From 1743 to 1810, there were seven reports drownings associated with recreation rowing in or around Oxford and Cambridge. These were at Cambridge in 1743 and 1748, at Oxford in 1743, 1763, 1769, 1810, and at Abingdon in 1791. The best account we have relates to the drowning at Oxford in 1769 (shown in Figure 7).
Apparently, three students were rowing in skiffs near the lffley lock when they got into trouble. One of them, Edward Taylor, of Christ Church, leapt out of his boat to avoid going over the lasher above the mill. He was sucked under by the current and drowned. Another also abandoned his boat and managed to grab hold of a stump sticking out of the bank, thereby pulling himself to shore. The third went over the lasher and miraculously survived without sinking.(20)
The number and frequency of drownings clearly shows that recreational rowing was well established at both Oxford and Cambridge by 1743, and continued unabated throughout the 18th century.
During the same period, there were instances of students drowning at Eton; indeed, fours boys at the college drowned between 1756 and 1802, but all of them died while bathing in the river. In fact, it was not until 1807 that the first student at Eton drowned in a boating accident. As boating was not sanctioned by the college, the absence of deaths cannot be attributed to official vigilance. Rather, boating came late to Eton, having been preceded as a pastime by swimming.
Moreover, many aspects of life at Eton in the second half of the 18th century were well documented, but prior to the 1790s rowing was not one of them. This is in stark contrast to the literary, pictorial and other evidence of rowing at Oxford – and to a lesser extent at Cambridge – from the 17th century onwards.

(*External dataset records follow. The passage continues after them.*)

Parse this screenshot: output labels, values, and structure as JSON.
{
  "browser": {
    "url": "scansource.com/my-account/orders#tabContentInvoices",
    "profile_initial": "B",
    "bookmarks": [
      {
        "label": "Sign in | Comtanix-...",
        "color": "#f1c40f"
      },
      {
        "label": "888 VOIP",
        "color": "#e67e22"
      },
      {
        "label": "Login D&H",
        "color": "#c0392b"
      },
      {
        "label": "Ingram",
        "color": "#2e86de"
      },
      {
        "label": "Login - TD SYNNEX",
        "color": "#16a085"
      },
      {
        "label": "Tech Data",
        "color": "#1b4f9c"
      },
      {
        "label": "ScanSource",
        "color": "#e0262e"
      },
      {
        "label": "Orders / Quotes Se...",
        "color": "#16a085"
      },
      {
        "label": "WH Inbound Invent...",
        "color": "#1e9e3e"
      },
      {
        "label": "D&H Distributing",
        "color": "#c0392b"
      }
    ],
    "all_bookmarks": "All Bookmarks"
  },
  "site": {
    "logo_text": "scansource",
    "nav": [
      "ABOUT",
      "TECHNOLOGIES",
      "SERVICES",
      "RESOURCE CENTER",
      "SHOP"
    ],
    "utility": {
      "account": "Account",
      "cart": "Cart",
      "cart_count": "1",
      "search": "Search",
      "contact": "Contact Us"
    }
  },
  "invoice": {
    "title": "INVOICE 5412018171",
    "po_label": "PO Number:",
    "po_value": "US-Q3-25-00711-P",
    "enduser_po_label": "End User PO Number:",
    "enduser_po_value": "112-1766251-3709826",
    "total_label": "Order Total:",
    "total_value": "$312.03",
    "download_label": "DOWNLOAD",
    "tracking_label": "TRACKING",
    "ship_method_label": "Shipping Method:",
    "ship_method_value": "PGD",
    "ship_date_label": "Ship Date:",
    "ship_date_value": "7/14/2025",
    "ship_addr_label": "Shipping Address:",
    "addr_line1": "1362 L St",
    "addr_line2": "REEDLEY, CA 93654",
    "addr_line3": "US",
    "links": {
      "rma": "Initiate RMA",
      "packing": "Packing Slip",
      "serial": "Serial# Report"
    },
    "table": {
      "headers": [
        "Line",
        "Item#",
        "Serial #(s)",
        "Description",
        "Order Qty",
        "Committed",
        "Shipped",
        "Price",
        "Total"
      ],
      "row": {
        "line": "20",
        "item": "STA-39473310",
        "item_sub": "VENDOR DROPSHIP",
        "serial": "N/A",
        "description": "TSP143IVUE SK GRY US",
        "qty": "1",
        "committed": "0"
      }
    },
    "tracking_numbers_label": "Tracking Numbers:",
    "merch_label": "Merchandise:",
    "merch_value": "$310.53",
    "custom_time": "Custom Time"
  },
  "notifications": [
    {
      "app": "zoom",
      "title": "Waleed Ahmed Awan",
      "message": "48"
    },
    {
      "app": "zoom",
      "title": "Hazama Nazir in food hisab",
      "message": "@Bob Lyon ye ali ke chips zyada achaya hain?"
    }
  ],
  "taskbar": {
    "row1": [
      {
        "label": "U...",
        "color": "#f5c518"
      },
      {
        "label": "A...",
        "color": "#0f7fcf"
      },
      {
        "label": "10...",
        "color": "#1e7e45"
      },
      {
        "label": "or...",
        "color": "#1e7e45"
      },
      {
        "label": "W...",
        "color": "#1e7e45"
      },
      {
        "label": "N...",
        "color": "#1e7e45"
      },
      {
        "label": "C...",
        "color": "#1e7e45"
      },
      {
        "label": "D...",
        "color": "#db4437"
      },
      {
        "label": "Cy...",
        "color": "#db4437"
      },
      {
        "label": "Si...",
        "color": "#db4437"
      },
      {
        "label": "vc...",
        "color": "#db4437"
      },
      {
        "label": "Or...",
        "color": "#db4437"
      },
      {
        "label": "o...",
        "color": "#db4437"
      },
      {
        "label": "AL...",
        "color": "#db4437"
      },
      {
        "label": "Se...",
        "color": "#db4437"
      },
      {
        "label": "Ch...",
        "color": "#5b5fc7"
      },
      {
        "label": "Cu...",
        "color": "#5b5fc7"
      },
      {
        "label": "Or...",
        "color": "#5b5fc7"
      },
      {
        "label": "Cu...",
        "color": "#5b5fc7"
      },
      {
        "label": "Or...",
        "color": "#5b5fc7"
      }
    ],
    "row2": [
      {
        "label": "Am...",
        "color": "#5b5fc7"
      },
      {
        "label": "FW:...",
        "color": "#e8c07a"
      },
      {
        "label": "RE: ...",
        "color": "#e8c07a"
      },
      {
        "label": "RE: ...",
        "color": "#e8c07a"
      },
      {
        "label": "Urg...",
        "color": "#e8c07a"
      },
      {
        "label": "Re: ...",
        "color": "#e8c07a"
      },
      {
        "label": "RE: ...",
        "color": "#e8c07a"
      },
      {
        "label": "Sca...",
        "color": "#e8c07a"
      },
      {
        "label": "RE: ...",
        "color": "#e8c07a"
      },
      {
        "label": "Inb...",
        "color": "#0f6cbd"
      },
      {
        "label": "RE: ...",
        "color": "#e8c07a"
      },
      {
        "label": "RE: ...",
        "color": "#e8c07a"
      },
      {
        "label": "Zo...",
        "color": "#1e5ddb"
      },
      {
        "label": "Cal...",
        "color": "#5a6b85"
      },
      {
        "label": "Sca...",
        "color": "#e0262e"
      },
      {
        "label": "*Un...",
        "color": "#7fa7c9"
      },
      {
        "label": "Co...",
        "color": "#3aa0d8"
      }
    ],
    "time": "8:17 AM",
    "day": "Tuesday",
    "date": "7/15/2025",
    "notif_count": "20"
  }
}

On the basis of the evidence available, recreational rowing is attested in Oxford in the middle of the 17th century, and became well established at Oxford and Cambridge some time before 1743. In Oxford at least, it was sufficiently popular to support boats being available for hire from at least two separate locations about the town in the late 18th century.
From Oxford and Cambridge, recreational rowing migrated to the lower reaches of the Thames in the late 18th century, taking hold first at Eton and then in London.
1: By recreational rowing we mean rowing that was undertaken by people who were not professionals, and as much for its own sake as for travelling to or from some particular place, that is, not just for the purposes of travel.
2: Jackson’s Oxford Journal, 3 August 1799.
3: Westminster School Water Ledger
4: The Morning Post, 27 August 1808.
5: Norfolk Chronicle, 16 July 1808.
6: Cox, Recollections of Oxford, pp 57-58.
7: Wordsworth, Social Life at the English Universities in the Eighteenth Century, p 2.
9: Jackson’s Oxford Journal, 8 July 1780.
10: Wordsworth, op cit, p 174.
11: Southey, Espriella, Letter XXXII.
12: Gunning, Reminiscences, pp 38-39.
13: “Ode to a Grizzle Wig by a Gentleman who had just left off his Bob” in The Oxford Sausage, 1764.
14: D’Anvers, A., “The Humours of Oxford University”, 1691.
15: Clark, A. The Life and Times of Anthony Wood vol 1, Oxford Historical Society, Oxford 1891, pp 401, 441, 444, 486.
16: Eleanor Chance, Christina Colvin, Janet Cooper, C J Day, T G Hassall, Mary Jessup and Nesta Selwyn, ‘Communications’, in A History of the County of Oxford: Volume 4, the City of Oxford, ed. Alan Crossley and C R Elrington (London, 1979), pp. 284-295. British History Online http://www.british-history.ac.uk/vch/oxon/vol4/pp284-295 [accessed 16 June 2017].
17: Clark, A. The Life and Times of Anthony Wood vol 2, Oxford Historical Society, Oxford 1892, pp 77-78. Also: Plot, R. The Natural History of Oxfordshire, 1676, pp 5-6.
18: Newcastle Courant, 14 May 1743.
19: Caledonian Mercury, 23 August 1743.
20: Jackson’s Oxford Journal, 25 March 1769.